In The Sisters Grim, Manna van Praag takes us through a decades-long story that features the lives of four sisters: Goldie, Liyana, Scarlet, and Bea. Fathered by a demon who wants nothing less than earthly domination, the sisters must remember their shared past. They must choose the path to darkness or light on their 18th birthday, when they must battle for their lives. Dreaming of the strange and beautiful Everwhere where they spent the dreams of their childhoods, the sisters connected by blood and magic must rediscover who they are and remember one another before it’s too late.
Van Praag spares no detail or description when creating the enchanting world of Everwhere. One of the most important aspects of a book, especially one that relies heavily on magical realism, is the ability to paint a picture so vivid that you can imagine yourself inside the story. I could see myself stepping through the gates of Everwhere, smell the forest leaves, and hear the crunch of leaves beneath my feet. If nothing else, you can count on The Sisters Grimm for an incredibly immersive experience.
I was very excited about this book, and I thought that flips backward and forward through time were a creative way to explain how our girls got to be the way they are. We begin in the present day with a countdown to the sisters’ 18th birthday, and then we see them over a decade in the past as children. It was a clever way to set up the development of the story and see what childhood traumas have shaped their characters.
I also enjoyed the idea of good and evil and having to choose a side. While I feel that this trope is overdone in most literature, this book reminded me that there are many shades of grey in all of us and that we can be both good and bad. At times, we watch Bea grapple with the darkness she feels on the inside, while at others, we witness the unexpected joy she finds in her life. I felt deeply for her struggle with her inner (and literal outer) demons. The characters were complex and real, making it easy to believe they could be any one of us.
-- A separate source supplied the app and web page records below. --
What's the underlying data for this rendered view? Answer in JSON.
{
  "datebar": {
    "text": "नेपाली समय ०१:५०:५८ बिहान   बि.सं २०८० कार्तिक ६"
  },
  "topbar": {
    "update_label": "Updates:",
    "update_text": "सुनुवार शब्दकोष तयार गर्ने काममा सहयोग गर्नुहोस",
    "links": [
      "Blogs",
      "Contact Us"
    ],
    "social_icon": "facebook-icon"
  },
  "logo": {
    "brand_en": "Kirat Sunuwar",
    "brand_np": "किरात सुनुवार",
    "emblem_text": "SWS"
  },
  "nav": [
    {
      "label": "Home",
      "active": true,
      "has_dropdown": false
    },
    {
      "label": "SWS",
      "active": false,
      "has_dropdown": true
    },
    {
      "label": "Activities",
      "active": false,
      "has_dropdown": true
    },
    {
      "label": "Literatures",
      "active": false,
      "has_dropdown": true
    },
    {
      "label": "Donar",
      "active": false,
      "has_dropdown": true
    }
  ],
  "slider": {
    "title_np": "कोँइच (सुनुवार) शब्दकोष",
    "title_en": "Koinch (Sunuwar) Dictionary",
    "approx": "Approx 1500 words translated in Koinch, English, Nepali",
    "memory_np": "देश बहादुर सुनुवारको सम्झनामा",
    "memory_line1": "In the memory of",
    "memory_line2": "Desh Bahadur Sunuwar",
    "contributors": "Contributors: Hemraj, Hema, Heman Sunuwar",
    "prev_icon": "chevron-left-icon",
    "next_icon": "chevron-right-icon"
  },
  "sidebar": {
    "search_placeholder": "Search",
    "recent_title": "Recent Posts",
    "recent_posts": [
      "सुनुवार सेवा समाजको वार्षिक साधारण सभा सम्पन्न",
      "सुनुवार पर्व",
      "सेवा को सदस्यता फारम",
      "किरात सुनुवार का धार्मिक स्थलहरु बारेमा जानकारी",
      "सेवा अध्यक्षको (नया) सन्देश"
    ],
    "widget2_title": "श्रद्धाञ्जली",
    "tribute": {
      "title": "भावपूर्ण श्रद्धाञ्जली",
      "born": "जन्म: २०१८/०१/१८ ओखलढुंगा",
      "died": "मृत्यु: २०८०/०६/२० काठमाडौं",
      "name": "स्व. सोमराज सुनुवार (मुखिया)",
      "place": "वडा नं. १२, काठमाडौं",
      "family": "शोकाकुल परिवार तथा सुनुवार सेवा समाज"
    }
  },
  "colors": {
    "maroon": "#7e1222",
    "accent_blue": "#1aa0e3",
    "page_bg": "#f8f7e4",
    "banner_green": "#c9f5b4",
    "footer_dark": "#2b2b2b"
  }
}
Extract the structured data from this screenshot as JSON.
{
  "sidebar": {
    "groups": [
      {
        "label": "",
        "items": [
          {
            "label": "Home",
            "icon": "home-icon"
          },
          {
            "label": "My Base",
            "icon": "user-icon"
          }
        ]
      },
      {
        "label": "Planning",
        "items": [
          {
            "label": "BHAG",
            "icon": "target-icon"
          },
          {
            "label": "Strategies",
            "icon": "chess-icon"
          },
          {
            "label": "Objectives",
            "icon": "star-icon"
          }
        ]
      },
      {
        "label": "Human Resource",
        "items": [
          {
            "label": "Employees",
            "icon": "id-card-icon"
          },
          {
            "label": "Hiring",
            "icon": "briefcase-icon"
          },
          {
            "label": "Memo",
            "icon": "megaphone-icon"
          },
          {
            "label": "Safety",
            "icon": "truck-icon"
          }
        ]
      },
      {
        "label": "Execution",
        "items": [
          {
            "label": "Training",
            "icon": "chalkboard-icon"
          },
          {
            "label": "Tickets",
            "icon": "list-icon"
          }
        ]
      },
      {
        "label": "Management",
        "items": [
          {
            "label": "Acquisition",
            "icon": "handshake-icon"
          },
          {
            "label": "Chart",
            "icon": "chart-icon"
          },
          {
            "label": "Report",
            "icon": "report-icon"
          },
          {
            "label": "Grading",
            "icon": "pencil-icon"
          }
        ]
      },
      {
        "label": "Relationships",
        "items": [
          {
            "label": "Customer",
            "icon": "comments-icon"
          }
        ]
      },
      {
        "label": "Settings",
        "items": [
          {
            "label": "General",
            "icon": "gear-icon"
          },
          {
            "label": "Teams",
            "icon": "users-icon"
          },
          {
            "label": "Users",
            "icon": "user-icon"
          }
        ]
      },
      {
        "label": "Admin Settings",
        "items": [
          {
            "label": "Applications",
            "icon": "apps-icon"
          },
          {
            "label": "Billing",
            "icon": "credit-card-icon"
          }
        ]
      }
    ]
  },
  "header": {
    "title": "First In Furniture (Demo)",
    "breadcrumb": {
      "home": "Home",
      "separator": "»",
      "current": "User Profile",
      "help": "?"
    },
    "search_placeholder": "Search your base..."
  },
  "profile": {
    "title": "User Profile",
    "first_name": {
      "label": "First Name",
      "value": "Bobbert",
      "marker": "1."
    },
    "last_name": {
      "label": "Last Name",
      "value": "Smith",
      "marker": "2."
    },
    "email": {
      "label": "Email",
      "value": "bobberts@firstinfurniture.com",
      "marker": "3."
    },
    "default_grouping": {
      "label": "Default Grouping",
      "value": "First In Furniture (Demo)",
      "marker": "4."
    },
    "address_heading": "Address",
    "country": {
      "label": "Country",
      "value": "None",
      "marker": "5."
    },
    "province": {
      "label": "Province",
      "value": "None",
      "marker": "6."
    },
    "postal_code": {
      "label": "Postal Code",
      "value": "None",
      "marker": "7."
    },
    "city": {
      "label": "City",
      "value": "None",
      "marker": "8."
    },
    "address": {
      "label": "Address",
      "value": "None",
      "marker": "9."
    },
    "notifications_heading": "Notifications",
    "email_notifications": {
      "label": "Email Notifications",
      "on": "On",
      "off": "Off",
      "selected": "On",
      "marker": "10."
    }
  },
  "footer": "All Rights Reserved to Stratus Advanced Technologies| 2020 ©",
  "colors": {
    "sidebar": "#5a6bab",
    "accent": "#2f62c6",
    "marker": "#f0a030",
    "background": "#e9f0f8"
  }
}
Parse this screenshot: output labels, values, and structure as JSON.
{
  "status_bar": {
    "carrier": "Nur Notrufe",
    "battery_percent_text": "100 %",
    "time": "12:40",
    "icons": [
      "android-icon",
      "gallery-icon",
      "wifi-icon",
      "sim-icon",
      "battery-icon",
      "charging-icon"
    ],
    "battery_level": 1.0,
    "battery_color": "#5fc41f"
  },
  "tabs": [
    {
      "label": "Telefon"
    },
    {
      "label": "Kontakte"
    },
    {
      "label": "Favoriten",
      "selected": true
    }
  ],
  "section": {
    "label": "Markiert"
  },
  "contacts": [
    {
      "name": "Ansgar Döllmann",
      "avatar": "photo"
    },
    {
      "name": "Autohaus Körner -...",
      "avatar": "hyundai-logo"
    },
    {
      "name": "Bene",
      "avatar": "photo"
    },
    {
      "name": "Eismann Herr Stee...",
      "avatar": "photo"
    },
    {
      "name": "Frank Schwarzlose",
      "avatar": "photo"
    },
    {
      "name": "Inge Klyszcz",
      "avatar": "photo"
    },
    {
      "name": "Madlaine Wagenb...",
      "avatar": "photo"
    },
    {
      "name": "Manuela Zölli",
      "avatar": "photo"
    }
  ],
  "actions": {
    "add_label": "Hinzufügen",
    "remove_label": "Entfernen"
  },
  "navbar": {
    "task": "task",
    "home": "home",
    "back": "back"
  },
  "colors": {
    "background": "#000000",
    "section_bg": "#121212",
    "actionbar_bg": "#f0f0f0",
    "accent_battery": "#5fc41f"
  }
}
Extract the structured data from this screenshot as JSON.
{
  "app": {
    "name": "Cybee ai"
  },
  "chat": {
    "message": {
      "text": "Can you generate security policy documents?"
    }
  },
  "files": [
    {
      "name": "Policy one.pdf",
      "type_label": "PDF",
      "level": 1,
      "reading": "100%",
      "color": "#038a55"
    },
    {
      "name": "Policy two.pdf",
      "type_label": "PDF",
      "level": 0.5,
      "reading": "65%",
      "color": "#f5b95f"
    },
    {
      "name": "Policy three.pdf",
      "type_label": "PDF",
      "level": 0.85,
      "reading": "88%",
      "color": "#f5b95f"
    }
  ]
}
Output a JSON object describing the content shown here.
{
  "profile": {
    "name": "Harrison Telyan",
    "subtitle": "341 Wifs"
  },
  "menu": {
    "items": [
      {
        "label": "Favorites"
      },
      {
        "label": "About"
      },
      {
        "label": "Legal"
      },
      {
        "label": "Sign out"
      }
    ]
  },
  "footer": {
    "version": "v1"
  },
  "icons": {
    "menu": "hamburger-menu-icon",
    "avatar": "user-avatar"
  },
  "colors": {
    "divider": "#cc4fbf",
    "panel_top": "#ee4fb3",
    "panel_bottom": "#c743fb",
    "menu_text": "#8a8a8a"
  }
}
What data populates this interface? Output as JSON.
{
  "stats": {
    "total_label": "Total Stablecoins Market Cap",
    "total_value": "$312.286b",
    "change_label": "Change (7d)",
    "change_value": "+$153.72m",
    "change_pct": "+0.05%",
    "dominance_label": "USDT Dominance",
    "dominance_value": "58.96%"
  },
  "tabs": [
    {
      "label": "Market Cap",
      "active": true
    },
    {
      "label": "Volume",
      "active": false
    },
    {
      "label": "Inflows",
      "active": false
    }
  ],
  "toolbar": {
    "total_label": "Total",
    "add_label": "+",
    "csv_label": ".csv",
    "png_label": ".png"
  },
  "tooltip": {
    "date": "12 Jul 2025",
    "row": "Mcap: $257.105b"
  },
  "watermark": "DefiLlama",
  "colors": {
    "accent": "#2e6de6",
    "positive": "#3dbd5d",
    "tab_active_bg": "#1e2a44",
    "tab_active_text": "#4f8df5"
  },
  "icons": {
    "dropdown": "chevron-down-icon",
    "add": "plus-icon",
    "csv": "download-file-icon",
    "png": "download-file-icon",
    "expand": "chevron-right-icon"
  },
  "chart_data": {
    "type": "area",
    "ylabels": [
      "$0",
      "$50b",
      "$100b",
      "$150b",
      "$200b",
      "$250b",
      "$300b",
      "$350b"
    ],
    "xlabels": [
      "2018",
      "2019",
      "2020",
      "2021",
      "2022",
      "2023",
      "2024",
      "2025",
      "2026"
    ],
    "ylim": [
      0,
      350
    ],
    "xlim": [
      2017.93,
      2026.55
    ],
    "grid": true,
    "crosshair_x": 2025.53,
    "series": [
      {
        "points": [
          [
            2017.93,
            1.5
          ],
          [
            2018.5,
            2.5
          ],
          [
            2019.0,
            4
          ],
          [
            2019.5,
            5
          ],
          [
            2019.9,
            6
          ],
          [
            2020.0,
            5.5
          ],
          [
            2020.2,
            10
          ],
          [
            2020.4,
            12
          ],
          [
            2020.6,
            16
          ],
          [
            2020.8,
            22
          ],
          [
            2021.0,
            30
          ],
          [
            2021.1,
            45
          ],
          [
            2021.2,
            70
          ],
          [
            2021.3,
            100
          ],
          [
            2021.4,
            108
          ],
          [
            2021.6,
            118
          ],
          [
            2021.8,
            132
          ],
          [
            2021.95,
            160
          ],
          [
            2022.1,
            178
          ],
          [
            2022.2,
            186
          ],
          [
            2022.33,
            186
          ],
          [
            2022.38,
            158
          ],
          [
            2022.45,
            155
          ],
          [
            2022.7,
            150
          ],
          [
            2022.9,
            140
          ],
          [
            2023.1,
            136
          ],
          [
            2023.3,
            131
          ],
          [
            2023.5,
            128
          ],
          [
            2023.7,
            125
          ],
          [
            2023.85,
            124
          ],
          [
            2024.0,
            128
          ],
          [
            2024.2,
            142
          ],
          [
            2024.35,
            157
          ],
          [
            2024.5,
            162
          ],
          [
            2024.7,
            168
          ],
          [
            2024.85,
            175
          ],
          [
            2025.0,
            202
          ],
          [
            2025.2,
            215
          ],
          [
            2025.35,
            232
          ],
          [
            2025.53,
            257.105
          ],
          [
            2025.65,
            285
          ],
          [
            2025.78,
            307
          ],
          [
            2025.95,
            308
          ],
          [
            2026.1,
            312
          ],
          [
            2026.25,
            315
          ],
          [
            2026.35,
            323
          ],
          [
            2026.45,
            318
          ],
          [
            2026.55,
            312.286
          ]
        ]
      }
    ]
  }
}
However, in some cases, things went much too slowly for my taste. For a 427-page book, I don’t feel like a lot happened until the last 100 pages or so. I understand the need for exposition, but I feel like I could have skipped a good middle chunk of the book and still have a near-perfect understanding of what was going on. Certain aspects even felt unnecessary to the plot of the overall storyline. At times, it also felt like this was the second book in a series and not the first because so much detail wasn’t filled in until later on in the story. I understand that’s a writing choice, but I constantly felt like I was missing something.
Overall, I loved the characters in this book. I love the idea of girl power and feminism, making bad choices, forbidden loves, and all the other messy and tangled things that make life complicated. What I like most about this story, though, is that it makes me believe in magic. I’ve always believed in magic since I’ve gone to Hogwarts and everything, but this makes me believe in deep-rooted ancient magic, the kind that you can feel coming from the depths of the earth, the old magic you feel in the ruins of castles and lush green mountains. It makes me feel like anything is possible.
If you like strong female leads, magic, and a bit of romance, I recommend The Sisters Grimm as a supernatural tale of sisters and their search to be at peace.